Earlier this year, CleanAirNow, working in partnership with the Kansas City, Kansas Housing Authority, Historic Northeast-Midtown Association, Children’s Mercy Hospital Center for Environmental Health, Kansas Air Protectors, and the Kanza Group of the Kansas Sierra Club monitored air pollution and found high diesel exhaust levels at St. Margaret’s Apartments, which are immediately adjacent to where I-670 and I-70 meet.
Diesel exhaust is a known carcinogen, and exposure can also cause cardiovascular and respiratory problems. Diesel exhaust has been linked to (but not conclusively proven to cause) many other health problems, including low birth weight and a wide variety of neurological and other health problems in children and adults.
As can be seen here, some apartment units are less than 100 feet from the highway.
To lessen the pollution residents are exposed to, we made both short and long term recommendations to the KCK Housing Authority. To lessen indoor exposure, we recommended upgrading to furnace filters that we hope will remove more air pollution from inside the apartments than standard air filters. As a long-term solution that will ultimately reduce both outdoor and indoor air pollution, we recomemended that trees be planted to provide a natural barrier to absorb some of the air pollution.
We worked with the Sierra Club, the Children’s Mercy Hospital Center for Environmental Health and the KCK Housing authority to determine how best to install and test improved furnace filters, and reached out to Bridging the Gap to partner with us and lead the tree planting effort.
Everything came together last week, when members from the partner organizations and St. Margaret’s community members came together to plant trees, It was a productive and fun day, with everyone working together to plant the trees, which will increase in effectiveness as they grow.
Testing of the new air filters has been completed, with filters and air pollution monitors located in four apartments and outside. Data analysis is underway.
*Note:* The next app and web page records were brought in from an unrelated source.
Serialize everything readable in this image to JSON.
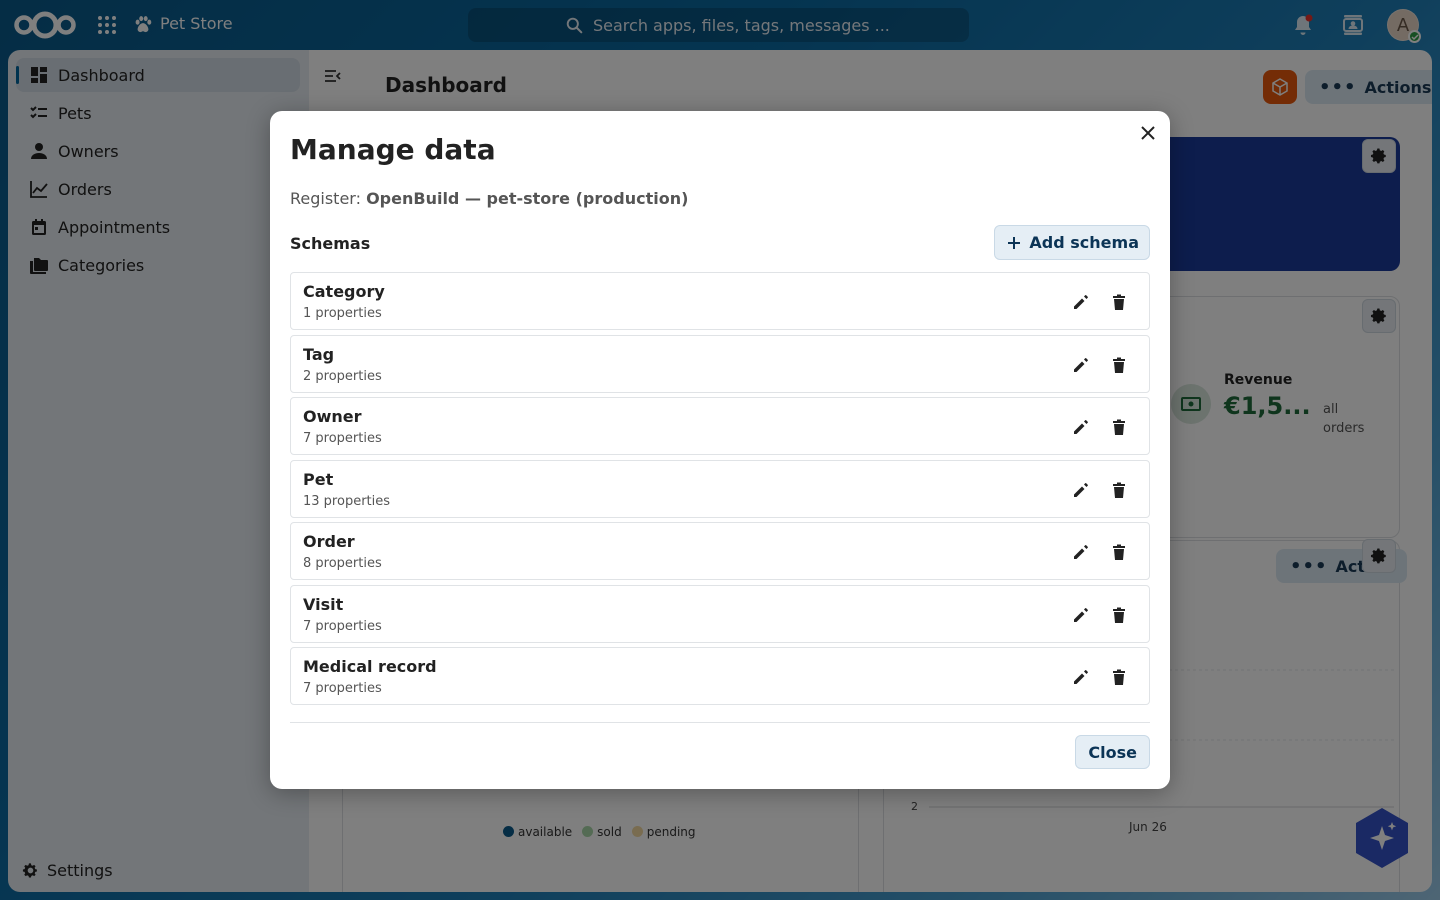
{
  "header": {
    "app_name": "Pet Store",
    "search_placeholder": "Search apps, files, tags, messages ...",
    "avatar_letter": "A"
  },
  "sidebar": {
    "items": [
      {
        "label": "Dashboard",
        "icon": "dashboard-icon",
        "active": true
      },
      {
        "label": "Pets",
        "icon": "checklist-icon"
      },
      {
        "label": "Owners",
        "icon": "person-icon"
      },
      {
        "label": "Orders",
        "icon": "chart-line-icon"
      },
      {
        "label": "Appointments",
        "icon": "calendar-icon"
      },
      {
        "label": "Categories",
        "icon": "folders-icon"
      }
    ],
    "settings_label": "Settings"
  },
  "main": {
    "title": "Dashboard",
    "actions_label": "Actions",
    "revenue": {
      "label": "Revenue",
      "value": "€1,5...",
      "sub": "all orders"
    },
    "actions2_label": "Action",
    "pie_legend": [
      {
        "label": "available",
        "color": "#0a5a8a"
      },
      {
        "label": "sold",
        "color": "#a9d7a8"
      },
      {
        "label": "pending",
        "color": "#f2d9a0"
      }
    ],
    "axis_tick": "2",
    "axis_date": "Jun 26"
  },
  "modal": {
    "title": "Manage data",
    "register_prefix": "Register:",
    "register_name": "OpenBuild — pet-store (production)",
    "schemas_heading": "Schemas",
    "add_schema_label": "Add schema",
    "schemas": [
      {
        "name": "Category",
        "props": "1 properties"
      },
      {
        "name": "Tag",
        "props": "2 properties"
      },
      {
        "name": "Owner",
        "props": "7 properties"
      },
      {
        "name": "Pet",
        "props": "13 properties"
      },
      {
        "name": "Order",
        "props": "8 properties"
      },
      {
        "name": "Visit",
        "props": "7 properties"
      },
      {
        "name": "Medical record",
        "props": "7 properties"
      }
    ],
    "close_label": "Close"
  },
  "colors": {
    "accent": "#00679e",
    "orange_brand": "#e9590c",
    "hero_card": "#1b3a9a",
    "revenue_green": "#1f6b3a"
  }
}
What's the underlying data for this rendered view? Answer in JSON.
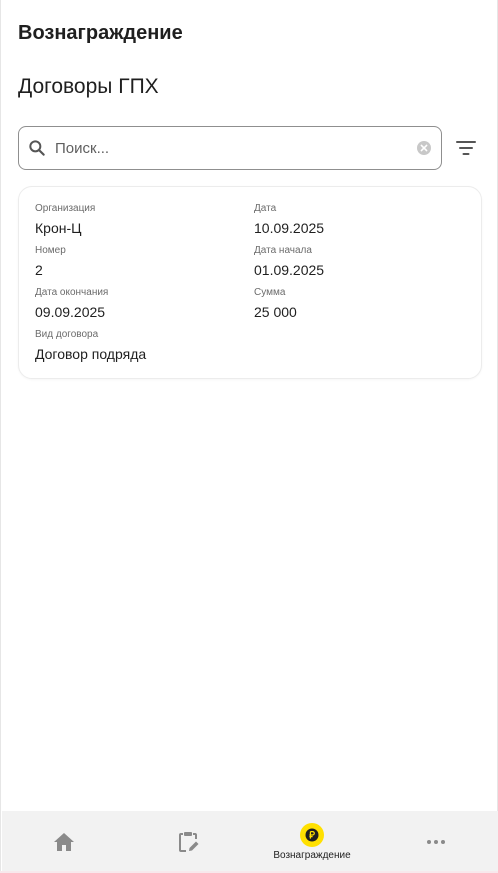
{
  "header": {
    "title": "Вознаграждение"
  },
  "section": {
    "title": "Договоры ГПХ"
  },
  "search": {
    "placeholder": "Поиск..."
  },
  "contract": {
    "organization": {
      "label": "Организация",
      "value": "Крон-Ц"
    },
    "date": {
      "label": "Дата",
      "value": "10.09.2025"
    },
    "number": {
      "label": "Номер",
      "value": "2"
    },
    "start_date": {
      "label": "Дата начала",
      "value": "01.09.2025"
    },
    "end_date": {
      "label": "Дата окончания",
      "value": "09.09.2025"
    },
    "amount": {
      "label": "Сумма",
      "value": "25 000"
    },
    "type": {
      "label": "Вид договора",
      "value": "Договор подряда"
    }
  },
  "bottom_nav": {
    "items": [
      {
        "icon": "home-icon"
      },
      {
        "icon": "clipboard-edit-icon"
      },
      {
        "icon": "ruble-coin-icon",
        "label": "Вознаграждение",
        "active": true
      },
      {
        "icon": "more-icon"
      }
    ]
  },
  "colors": {
    "accent": "#ffe000",
    "nav_background": "#f2f2f2"
  }
}
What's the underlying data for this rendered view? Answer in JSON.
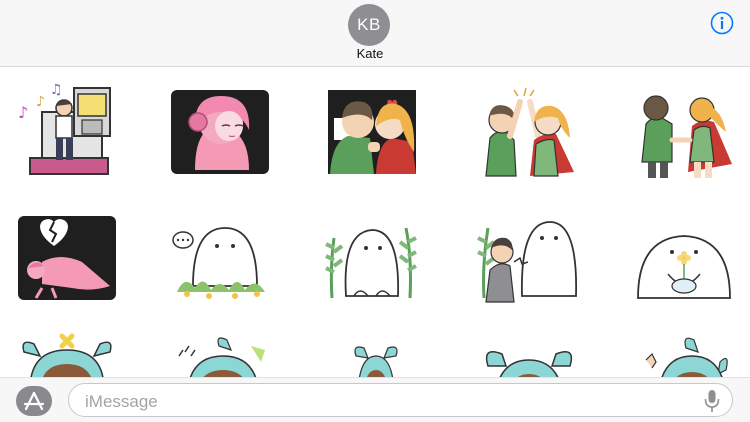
{
  "header": {
    "avatar_initials": "KB",
    "contact_name": "Kate",
    "info_icon": "info-icon",
    "accent": "#007aff"
  },
  "stickers": [
    "dance-machine-boy-sticker",
    "headphones-pink-girl-sticker",
    "couple-kiss-sticker",
    "high-five-couple-sticker",
    "holding-hands-couple-sticker",
    "broken-heart-girl-sticker",
    "ghost-speech-bubble-sticker",
    "ghost-in-plants-sticker",
    "ghost-and-boy-sticker",
    "ghost-with-flower-sticker",
    "horned-girl-sticker",
    "horned-girl-sleepy-sticker",
    "horned-girl-small-sticker",
    "horned-girl-face-sticker",
    "horned-girl-waving-sticker"
  ],
  "footer": {
    "app_store_icon": "app-store-icon",
    "input_placeholder": "iMessage",
    "mic_icon": "microphone-icon"
  }
}
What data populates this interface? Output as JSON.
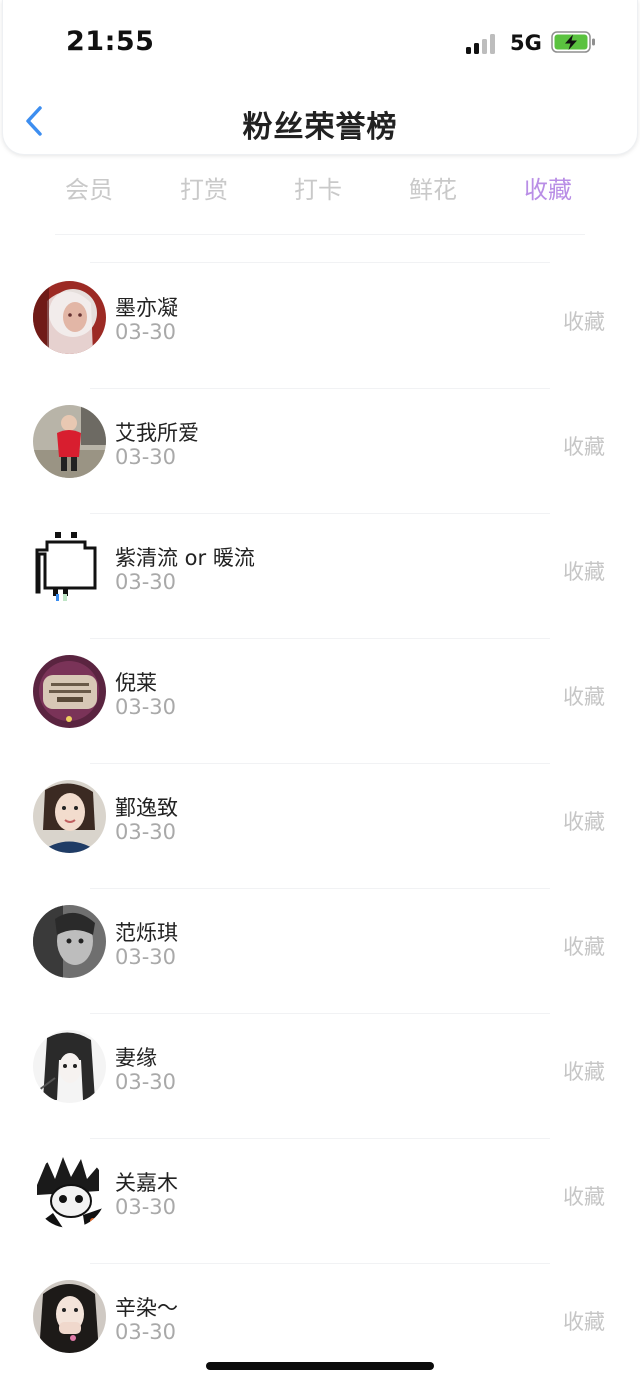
{
  "status_bar": {
    "time": "21:55",
    "network": "5G",
    "battery_color": "#5ac23f"
  },
  "header": {
    "title": "粉丝荣誉榜",
    "back_icon": "chevron-left-icon",
    "accent": "#3d8ef0"
  },
  "tabs": [
    {
      "label": "会员",
      "active": false
    },
    {
      "label": "打赏",
      "active": false
    },
    {
      "label": "打卡",
      "active": false
    },
    {
      "label": "鲜花",
      "active": false
    },
    {
      "label": "收藏",
      "active": true
    }
  ],
  "active_tab_color": "#b98ee6",
  "fans": [
    {
      "name": "墨亦凝",
      "date": "03-30",
      "type": "收藏",
      "avatar": "avatar-white-hair-anime"
    },
    {
      "name": "艾我所爱",
      "date": "03-30",
      "type": "收藏",
      "avatar": "avatar-child-red-coat"
    },
    {
      "name": "紫清流 or 暖流",
      "date": "03-30",
      "type": "收藏",
      "avatar": "avatar-pixel-bun"
    },
    {
      "name": "倪莱",
      "date": "03-30",
      "type": "收藏",
      "avatar": "avatar-sign-board"
    },
    {
      "name": "鄞逸致",
      "date": "03-30",
      "type": "收藏",
      "avatar": "avatar-woman-portrait"
    },
    {
      "name": "范烁琪",
      "date": "03-30",
      "type": "收藏",
      "avatar": "avatar-grayscale-sketch"
    },
    {
      "name": "妻缘",
      "date": "03-30",
      "type": "收藏",
      "avatar": "avatar-anime-girl-sketch"
    },
    {
      "name": "关嘉木",
      "date": "03-30",
      "type": "收藏",
      "avatar": "avatar-manga-spiky-hair"
    },
    {
      "name": "辛染～",
      "date": "03-30",
      "type": "收藏",
      "avatar": "avatar-girl-hand-face"
    }
  ]
}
Thanks to everyone who made this excellent community happen! Please check out the images below.
With special thanks to the Shumaker Family Foundation and Kansas Sierra Club and their generous funding of this work.